By Michelle Simon, Middle and Upper School Head Librarian
There is nothing like an engaging author visit to invigorate a school community and ignite the desire for story and storytelling. The library speaker series at the Wildwood middle and upper school welcomed both Jason Reynolds and Ellen Oh this fall. Excitement still lingers after our most recent visit from young-adult author Jason Reynolds. When he stepped on stage he said he wasn’t going to talk about his books, because students could read them, instead, he shared his own story and life experience. He was quick-paced, funny, mesmerizing, and authentic as he spoke about his life growing up in the 80s and 90s—a time of innocence and fun, but also of drugs and violence in America. As a kid, he wasn’t exposed to books that resonated with him and he deliberately chose to not read books. It wasn’t until age 17, after reading Black Boy by Richard Wright, that he related to a protagonist and developed a love of words and story. He soon became a best-selling author writing what he knows. He is now a Newbery Award honoree, a Printz Award honoree, a National Book Award honoree, a Kirkus Prize winner, a two-time Walter Dean Myers Award winner, an NAACP Image Award winner, and the recipient of multiple Coretta Scott King honors.
Visiting authors are powerful for kids. Since Jason’s visit, his novels have been continuously off the library shelves. Simply hearing from authors about their processes and motivations can be what a previously reluctant reader needs to entice them and lead them to the right book.
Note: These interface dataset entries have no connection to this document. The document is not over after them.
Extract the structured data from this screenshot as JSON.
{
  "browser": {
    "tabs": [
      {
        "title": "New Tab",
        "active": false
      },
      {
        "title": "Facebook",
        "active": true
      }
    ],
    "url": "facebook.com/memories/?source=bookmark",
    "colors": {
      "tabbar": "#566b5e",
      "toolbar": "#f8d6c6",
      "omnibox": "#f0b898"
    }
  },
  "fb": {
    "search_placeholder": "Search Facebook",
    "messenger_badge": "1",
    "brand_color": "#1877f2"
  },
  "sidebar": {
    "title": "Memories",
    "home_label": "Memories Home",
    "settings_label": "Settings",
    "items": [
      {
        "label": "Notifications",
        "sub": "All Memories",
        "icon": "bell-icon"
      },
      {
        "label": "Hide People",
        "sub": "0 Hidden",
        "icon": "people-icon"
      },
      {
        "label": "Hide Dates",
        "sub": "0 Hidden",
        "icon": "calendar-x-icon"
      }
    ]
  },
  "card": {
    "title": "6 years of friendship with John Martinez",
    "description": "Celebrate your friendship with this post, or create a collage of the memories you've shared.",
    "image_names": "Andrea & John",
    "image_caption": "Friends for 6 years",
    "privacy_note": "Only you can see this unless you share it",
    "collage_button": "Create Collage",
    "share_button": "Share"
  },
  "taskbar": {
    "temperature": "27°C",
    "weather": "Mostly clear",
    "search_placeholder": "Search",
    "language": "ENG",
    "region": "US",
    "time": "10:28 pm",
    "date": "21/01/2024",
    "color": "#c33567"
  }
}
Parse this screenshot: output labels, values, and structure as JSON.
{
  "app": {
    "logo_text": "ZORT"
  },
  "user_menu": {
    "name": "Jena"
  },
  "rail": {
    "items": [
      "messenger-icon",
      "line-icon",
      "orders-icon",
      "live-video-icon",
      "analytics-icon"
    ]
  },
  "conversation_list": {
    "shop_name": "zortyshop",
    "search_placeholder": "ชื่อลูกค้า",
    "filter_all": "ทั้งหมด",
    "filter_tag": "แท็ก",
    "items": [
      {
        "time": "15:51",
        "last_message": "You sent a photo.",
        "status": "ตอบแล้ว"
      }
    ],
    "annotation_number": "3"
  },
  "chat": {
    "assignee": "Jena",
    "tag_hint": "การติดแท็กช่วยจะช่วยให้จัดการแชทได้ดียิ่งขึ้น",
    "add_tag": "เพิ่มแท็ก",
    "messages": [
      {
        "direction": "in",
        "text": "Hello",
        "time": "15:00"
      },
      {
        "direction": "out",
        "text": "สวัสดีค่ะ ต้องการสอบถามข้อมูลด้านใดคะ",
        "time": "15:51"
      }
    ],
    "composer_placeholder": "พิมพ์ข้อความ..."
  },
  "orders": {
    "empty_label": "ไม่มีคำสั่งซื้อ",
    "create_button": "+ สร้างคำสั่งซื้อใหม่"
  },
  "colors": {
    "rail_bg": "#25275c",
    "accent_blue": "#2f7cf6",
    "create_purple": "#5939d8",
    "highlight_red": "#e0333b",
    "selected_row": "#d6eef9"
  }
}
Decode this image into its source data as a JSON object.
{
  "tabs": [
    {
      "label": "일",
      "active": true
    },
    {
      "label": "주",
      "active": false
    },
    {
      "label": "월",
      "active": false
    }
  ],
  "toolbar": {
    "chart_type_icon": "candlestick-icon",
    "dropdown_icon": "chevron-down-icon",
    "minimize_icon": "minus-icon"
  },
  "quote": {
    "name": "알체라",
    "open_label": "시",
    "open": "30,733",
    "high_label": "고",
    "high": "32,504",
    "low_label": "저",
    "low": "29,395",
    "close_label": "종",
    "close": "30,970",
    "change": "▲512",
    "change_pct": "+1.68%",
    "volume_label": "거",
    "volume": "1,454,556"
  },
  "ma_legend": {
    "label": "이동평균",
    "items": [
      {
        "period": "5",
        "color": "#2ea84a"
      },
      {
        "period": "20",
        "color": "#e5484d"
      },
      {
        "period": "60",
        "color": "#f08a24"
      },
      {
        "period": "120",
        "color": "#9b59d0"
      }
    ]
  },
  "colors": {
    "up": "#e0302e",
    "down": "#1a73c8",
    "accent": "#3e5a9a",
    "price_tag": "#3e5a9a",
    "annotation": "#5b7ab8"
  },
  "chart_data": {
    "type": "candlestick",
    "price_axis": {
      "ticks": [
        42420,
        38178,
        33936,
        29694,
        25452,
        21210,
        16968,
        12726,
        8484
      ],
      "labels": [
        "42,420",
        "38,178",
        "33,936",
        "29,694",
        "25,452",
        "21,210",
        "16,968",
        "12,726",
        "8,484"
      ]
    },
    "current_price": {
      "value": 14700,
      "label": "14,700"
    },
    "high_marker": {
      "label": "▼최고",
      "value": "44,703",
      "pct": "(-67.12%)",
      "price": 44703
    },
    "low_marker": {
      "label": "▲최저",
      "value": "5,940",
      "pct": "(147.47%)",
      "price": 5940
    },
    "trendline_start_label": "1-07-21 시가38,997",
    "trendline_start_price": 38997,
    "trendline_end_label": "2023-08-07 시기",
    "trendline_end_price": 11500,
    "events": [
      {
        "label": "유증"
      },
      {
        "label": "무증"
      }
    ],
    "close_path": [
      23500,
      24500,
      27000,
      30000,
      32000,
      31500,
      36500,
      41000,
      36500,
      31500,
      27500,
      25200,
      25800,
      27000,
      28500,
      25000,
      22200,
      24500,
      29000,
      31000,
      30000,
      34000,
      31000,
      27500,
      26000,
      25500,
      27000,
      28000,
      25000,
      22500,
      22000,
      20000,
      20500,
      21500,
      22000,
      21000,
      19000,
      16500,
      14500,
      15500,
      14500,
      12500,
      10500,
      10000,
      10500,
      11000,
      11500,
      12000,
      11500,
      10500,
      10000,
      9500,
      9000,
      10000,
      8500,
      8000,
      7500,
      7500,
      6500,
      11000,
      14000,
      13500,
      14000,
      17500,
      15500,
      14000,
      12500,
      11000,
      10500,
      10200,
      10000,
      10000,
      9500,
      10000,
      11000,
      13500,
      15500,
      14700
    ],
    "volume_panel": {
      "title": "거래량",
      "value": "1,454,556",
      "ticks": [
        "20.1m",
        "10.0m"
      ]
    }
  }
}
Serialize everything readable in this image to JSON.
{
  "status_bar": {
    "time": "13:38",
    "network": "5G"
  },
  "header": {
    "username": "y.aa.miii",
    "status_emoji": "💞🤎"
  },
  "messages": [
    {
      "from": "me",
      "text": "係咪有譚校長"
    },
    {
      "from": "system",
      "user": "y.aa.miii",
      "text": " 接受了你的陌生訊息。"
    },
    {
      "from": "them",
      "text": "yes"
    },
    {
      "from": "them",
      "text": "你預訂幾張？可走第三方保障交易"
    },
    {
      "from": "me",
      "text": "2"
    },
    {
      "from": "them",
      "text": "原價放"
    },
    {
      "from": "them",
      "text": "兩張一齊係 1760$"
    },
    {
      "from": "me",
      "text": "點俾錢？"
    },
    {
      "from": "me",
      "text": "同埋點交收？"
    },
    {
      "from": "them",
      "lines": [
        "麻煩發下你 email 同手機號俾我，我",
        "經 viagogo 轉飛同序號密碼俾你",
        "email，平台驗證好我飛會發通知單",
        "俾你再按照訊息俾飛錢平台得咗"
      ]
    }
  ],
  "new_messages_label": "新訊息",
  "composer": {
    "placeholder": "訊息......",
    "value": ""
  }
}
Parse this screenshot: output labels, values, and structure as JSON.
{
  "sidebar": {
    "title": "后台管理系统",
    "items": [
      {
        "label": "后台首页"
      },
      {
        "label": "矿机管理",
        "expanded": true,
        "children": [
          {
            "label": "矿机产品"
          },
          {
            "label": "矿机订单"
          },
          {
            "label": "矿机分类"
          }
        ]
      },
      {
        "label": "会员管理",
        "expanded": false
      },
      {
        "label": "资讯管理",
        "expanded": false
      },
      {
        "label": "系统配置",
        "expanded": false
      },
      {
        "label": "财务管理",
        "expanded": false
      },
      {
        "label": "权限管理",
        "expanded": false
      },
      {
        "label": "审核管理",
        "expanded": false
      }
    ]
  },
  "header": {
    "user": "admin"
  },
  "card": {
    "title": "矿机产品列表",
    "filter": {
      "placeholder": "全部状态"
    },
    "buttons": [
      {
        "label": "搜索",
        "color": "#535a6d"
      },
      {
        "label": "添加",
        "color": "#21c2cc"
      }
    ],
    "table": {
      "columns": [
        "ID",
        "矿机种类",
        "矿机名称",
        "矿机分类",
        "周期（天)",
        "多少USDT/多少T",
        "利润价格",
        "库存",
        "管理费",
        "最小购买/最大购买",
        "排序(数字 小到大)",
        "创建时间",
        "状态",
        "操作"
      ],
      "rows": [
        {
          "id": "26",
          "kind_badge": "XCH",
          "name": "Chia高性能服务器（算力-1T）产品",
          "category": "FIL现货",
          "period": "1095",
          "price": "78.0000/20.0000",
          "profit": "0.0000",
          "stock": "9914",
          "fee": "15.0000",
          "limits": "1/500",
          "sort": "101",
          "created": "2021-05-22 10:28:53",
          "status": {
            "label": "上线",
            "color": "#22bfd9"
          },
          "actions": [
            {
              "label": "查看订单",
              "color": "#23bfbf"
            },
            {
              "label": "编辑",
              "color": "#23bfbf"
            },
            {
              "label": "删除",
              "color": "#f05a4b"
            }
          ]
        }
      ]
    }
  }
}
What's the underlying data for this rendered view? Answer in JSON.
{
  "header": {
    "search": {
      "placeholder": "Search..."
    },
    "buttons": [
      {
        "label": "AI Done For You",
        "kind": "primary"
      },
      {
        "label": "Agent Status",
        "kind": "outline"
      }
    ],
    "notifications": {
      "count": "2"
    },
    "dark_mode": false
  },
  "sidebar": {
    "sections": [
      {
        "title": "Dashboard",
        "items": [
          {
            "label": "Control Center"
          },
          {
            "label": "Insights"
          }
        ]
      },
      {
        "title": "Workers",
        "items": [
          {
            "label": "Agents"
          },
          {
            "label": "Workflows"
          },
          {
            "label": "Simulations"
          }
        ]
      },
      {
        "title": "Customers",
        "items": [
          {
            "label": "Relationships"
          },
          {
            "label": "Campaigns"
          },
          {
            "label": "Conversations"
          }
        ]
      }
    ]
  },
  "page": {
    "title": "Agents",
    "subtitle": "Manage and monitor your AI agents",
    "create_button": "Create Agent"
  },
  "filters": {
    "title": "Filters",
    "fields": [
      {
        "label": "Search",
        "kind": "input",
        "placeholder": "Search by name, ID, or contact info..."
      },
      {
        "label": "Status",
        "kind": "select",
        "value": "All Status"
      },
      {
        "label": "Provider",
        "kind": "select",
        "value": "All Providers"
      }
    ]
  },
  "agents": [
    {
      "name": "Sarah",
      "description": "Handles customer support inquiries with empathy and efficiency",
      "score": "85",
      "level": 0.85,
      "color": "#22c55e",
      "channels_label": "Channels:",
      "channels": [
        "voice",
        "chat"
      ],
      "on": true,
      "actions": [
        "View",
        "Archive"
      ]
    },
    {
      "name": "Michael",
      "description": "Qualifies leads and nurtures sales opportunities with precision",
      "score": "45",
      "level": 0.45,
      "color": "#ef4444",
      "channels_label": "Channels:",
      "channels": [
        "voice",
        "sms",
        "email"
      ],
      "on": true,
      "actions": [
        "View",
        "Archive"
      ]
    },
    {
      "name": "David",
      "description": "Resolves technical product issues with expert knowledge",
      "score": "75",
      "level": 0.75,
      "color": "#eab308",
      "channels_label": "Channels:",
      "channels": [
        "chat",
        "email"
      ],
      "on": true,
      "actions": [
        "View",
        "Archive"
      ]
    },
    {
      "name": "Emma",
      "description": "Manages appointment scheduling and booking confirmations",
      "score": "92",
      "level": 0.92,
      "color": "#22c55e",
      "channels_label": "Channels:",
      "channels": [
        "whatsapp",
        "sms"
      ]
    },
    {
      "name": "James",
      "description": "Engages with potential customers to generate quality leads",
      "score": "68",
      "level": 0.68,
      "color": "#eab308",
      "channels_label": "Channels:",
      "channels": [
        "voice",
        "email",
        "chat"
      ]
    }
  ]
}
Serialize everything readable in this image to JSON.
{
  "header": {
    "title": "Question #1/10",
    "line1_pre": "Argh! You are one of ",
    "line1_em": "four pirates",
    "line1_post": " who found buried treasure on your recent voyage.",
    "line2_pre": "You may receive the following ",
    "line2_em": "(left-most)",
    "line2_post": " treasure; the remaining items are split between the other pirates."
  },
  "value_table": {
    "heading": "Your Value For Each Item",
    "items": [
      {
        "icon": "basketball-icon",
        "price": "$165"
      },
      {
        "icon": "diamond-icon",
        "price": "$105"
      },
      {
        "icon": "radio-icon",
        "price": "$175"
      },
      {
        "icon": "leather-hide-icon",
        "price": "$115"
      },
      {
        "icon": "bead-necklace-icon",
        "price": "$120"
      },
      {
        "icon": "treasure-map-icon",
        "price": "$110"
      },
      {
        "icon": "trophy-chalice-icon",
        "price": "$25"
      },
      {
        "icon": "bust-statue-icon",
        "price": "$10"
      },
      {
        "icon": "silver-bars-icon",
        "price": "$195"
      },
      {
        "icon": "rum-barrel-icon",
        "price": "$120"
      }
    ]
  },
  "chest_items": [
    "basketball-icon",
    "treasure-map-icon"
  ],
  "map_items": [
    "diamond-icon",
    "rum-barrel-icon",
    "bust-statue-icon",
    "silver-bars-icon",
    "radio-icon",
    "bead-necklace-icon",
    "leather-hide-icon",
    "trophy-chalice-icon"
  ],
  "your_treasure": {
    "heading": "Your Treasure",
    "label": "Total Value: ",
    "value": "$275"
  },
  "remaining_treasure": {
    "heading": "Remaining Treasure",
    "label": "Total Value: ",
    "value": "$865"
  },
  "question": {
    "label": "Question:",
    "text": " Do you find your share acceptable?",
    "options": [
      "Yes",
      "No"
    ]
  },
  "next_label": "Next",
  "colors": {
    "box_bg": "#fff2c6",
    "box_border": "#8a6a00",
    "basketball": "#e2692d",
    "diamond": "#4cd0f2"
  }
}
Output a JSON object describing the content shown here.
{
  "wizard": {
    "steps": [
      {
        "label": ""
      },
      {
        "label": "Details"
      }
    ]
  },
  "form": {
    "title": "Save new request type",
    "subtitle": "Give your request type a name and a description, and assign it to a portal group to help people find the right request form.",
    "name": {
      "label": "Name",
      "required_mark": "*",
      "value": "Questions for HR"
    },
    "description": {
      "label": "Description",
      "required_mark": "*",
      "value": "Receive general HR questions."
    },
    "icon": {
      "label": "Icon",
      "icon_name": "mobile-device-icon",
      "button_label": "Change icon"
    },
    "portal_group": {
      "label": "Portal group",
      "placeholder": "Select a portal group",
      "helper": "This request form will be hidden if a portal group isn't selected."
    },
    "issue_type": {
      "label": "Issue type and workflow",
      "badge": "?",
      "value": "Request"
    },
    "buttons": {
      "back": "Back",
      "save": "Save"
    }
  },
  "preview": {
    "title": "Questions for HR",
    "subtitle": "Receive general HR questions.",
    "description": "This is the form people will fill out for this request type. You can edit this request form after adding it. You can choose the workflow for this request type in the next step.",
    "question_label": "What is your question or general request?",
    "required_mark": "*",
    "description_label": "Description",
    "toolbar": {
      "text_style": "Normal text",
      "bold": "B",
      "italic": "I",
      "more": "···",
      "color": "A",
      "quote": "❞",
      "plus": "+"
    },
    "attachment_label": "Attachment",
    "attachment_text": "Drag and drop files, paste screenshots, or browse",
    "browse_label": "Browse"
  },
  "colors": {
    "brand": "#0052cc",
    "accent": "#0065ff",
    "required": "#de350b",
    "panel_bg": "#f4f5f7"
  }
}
Eighth grader Toby M. said, “He made me want to read Miles Morales: Spider-Man after he talked about how he was thinking differently about the story of Spider-Man and how he could make the character more relatable.” Seventh grader Conner R. said, “I liked the way he spoke to us so honestly and not like students, but as friends.”
In October, Ellen Oh, young adult author, co-founder, president, and CEO of the nonprofit We Need Diverse Books presented to all middle school students about the writing process and had writing workshops with 8th graders. During her middle school presentation she too discussed the struggle to find books that reflected her experience as Korean-American and the need for diversity in the publishing industry. A group of voracious upper school readers and students from the Wildwood Institute for Social Good and Community Leadership met with Ellen for a working lunch. The students asked about how to move from passion to organized action, and what makes the process successful. Alexus P., 9th grader, commented, “Being able to connect with someone so well-rounded and versatile opened my eyes to new perspectives on shaping my community. I’m really fortunate to be in a community that allows for so many interesting opportunities.”
We look forward to welcoming visiting authors throughout the school year and invite you to read more about them in our Newsroom. We are grateful to our Annual Giving donors for making the author series possible.